The answer: a resounding yes.
Some facts for those who don’t closely follow the PGA Tour. Woods, who turned 42 in December, has won 79 times on the PGA Tour, second only to Sam Snead. He first ascended to No. 1 in the world golf rankings in June of 1997 and, amazingly, held that ranking for most of the next 20 years. But, he has not won since the 2013 World Golf Classic-Bridgestone Invitational, going on five years ago.
Since then, he has undergone four back surgeries, the last a spinal fusion in April of last year. In 2017, he dropped out of the top 1,000 in the world golf ratings for the first time.

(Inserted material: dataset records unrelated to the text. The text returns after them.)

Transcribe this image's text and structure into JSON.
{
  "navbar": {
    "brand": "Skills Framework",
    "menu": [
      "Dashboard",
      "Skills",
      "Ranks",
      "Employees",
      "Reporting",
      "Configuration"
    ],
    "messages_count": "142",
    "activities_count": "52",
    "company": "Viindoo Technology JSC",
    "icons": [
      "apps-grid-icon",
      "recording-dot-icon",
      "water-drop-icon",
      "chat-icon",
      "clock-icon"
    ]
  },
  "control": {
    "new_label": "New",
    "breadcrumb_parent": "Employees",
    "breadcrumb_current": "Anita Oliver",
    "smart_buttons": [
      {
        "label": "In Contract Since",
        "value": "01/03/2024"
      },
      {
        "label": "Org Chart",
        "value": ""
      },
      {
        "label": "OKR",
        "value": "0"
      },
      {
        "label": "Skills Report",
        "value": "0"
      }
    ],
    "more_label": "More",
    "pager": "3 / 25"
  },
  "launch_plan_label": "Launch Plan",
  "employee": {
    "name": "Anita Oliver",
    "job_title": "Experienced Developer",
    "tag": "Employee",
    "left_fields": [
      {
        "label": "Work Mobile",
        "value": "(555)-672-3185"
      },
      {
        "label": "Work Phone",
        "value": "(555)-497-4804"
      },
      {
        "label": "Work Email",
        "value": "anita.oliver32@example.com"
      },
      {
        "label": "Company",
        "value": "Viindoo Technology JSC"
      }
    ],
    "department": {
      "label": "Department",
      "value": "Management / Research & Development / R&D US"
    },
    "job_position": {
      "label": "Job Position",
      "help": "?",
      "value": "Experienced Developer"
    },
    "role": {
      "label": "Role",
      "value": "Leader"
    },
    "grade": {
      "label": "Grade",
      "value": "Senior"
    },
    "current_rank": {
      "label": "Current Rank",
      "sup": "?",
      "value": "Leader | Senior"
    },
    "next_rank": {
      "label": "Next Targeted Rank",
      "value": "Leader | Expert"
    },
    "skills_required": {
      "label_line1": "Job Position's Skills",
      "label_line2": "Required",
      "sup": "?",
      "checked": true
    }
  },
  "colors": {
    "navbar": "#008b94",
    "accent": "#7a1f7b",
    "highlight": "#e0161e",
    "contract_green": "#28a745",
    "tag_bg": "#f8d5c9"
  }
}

With his recent return to competitiveness, people ask: Can he win another major? Can he become No. 1 again? Does he have a chance to catch Nicklaus and his 18 majors?
My guesses, in order: Yes, probably not, and I’d be shocked. You play golf at the level Tiger did this last weekend, you definitely can win another major especially when you have shown so many times before you have what it takes. But, no, there are just too many remarkable golfers out there for Tiger to ever become No. 1 again. Dustin Johnson, Justin Thomas, Jon Rahm, Jordan Spieth, Justin Rose, Hidecki Matsuyama, Rickie Fowler, Brooks Koepka, Sergio Garcia and Jason Day aren’t going anywhere any time soon.
How deep is the well of guys Woods would have to pass to become No. 1? Paul Casey, who won Valspar, is No. 12. Rory McIlroy is now ranked No. 13. Henrik Stenson is 15th. Phil Mickelson is 18th. Bubba Watson is 38th. Listen: Adam Scott, the guy who last replaced Woods as the world’s No 1 golfer, now ranks No. 56. Fifty-sixth.
There’s no doubt Tiger Woods, himself, was the inspiration that has caused golf’s current glut of talent. Now, it seems nearly every golfer comes to the first tee straight from the gym ready to wallop the ball 330 yards. That wasn’t the case before Tiger, who at 42 still looks like an NFL free safety in his form-fitting shirts. Nearly all Tour golfers are fit. Nearly all can hit it nearly as far, if not farther, than Tiger. They aren’t afraid, much less intimidated.
And then there is his back. As good as the competition is, Tiger’s health issues – his back in particular – are what I believe will keep him from catching, much less passing, Nicklaus.
He says he is fully recovered now from the fusion surgery of last April. And he is certainly swinging like it. But I just don’t believe his back can stand up to the constant torque produced by his powerful, spine-twisting, all-out swings. Sunday, he tried to hit a 3-wood second shot into the green on a long, uphill, 600-yard plus par 5. There’s one word to describe his swing on that shot: violent. He went at it with everything he had. I winced.
Maybe his back, already surgically mended four times, can hold to that ridiculous amount of torque at age 42. I doubt it.
I hope it does. Because there’s no doubt about this: Golf is just more fun when Tiger Woods is playing. At his best, there’s never been anyone, including Nicklaus, who was better.
Rick Cleveland is a Jackson-based syndicated columnist. His email address is email@example.com.